Mount Merapi is an extremely active stratovolcano on the island of Java in Indonesia. It straddles the border of two cities; Yogyakarta and Solo. Aptly, the name ‘Merapi’ is Javanese for Mountain of Fire. It is estimated to have erupted at least 68 times since 1548 and smoke can be seen rising from the summit almost every day. The volcano stands at an elevation of 2,930 m (~9,613 ft).
Thousands of people live within close proximity of the volcano; there are even villages as high as 1,700 m (~5,577 ft) above sea level on its slopes. In 2004 the volcano and an area of 64 km2 (~25 sq mi) surrounding it was designated national park status. This was a controversial move, challenged in court by The Indonesian Forum for Environment on behalf of local residents.

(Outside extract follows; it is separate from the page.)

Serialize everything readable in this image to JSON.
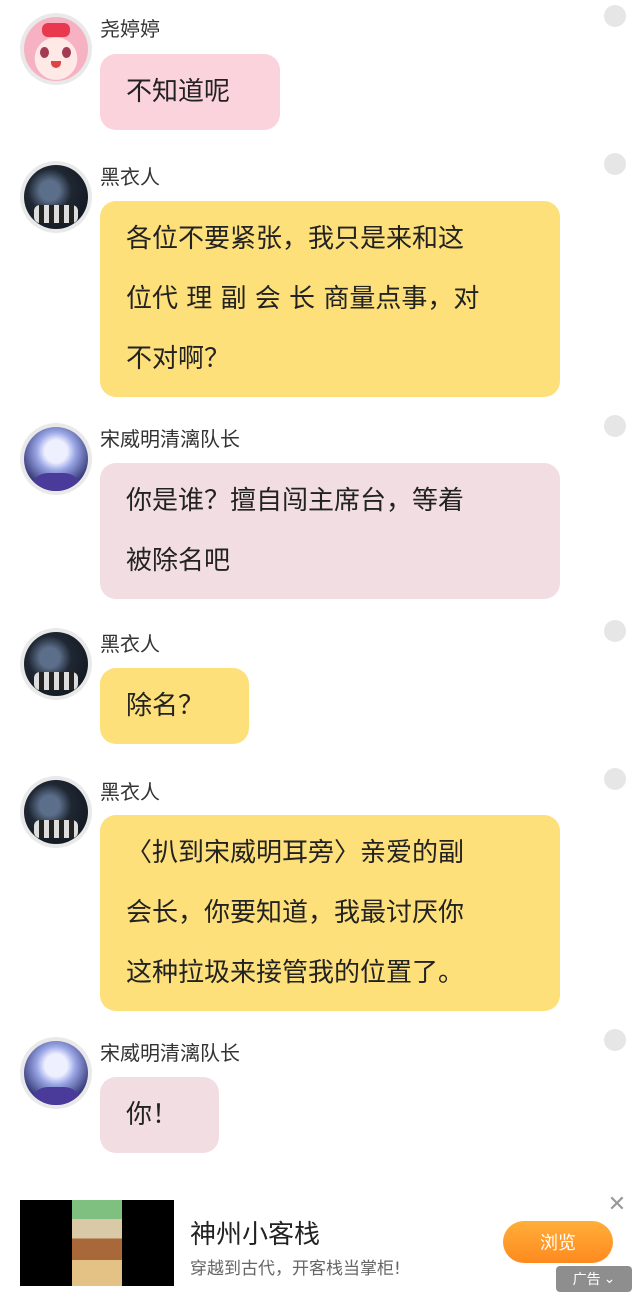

Merapi is a popular tourist attraction; appealing to novices and experienced climbers alike. Those with a good level of fitness will not find the trek too difficult. It can take anywhere between 3 and upwards of 4 hours to reach the top, and the same to descend. Many hikers choose to start the climb in the very early hours, in order to reach the summit for sunrise. The views from the top are spectacular and well worth the effort. A series of trails are also available around the base of the mountain for those who prefer a gentler hike.
Merapi is one of the most active volcanoes in the world – always heed local warnings before attempting to visit and ascend.